_Aim of the task:_
An exact copy of the listing is what the response must contain.

_Source information:_
┌──
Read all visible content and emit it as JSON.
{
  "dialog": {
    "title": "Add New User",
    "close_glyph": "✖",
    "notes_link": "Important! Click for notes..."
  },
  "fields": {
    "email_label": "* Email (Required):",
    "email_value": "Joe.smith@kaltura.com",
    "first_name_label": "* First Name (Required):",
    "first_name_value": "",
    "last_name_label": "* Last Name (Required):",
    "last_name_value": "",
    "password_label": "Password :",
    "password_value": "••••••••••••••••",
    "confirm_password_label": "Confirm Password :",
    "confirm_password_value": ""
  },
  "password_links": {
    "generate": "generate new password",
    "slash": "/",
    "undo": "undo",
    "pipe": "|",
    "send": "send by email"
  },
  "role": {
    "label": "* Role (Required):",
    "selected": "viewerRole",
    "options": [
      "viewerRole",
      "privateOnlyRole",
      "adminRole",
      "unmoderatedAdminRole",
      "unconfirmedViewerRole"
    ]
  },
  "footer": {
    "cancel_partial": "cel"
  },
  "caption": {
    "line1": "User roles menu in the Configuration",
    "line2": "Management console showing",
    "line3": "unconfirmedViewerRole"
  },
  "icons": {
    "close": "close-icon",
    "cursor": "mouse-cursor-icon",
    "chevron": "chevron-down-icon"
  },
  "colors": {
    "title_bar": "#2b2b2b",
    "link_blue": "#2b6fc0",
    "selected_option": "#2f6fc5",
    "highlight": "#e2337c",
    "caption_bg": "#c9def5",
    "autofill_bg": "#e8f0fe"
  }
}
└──
_Task result:_
Read all visible content and emit it as JSON.
{
  "dialog": {
    "title": "Add New User",
    "close_glyph": "✖",
    "notes_link": "Important! Click for notes..."
  },
  "fields": {
    "email_label": "* Email (Required):",
    "email_value": "Joe.smith@kaltura.com",
    "first_name_label": "* First Name (Required):",
    "first_name_value": "",
    "last_name_label": "* Last Name (Required):",
    "last_name_value": "",
    "password_label": "Password :",
    "password_value": "••••••••••••••••",
    "confirm_password_label": "Confirm Password :",
    "confirm_password_value": ""
  },
  "password_links": {
    "generate": "generate new password",
    "slash": "/",
    "undo": "undo",
    "pipe": "|",
    "send": "send by email"
  },
  "role": {
    "label": "* Role (Required):",
    "selected": "viewerRole",
    "options": [
      "viewerRole",
      "privateOnlyRole",
      "adminRole",
      "unmoderatedAdminRole",
      "unconfirmedViewerRole"
    ]
  },
  "footer": {
    "cancel_partial": "cel"
  },
  "caption": {
    "line1": "User roles menu in the Configuration",
    "line2": "Management console showing",
    "line3": "unconfirmedViewerRole"
  },
  "icons": {
    "close": "close-icon",
    "cursor": "mouse-cursor-icon",
    "chevron": "chevron-down-icon"
  },
  "colors": {
    "title_bar": "#2b2b2b",
    "link_blue": "#2b6fc0",
    "selected_option": "#2f6fc5",
    "highlight": "#e2337c",
    "caption_bg": "#c9def5",
    "autofill_bg": "#e8f0fe"
  }
}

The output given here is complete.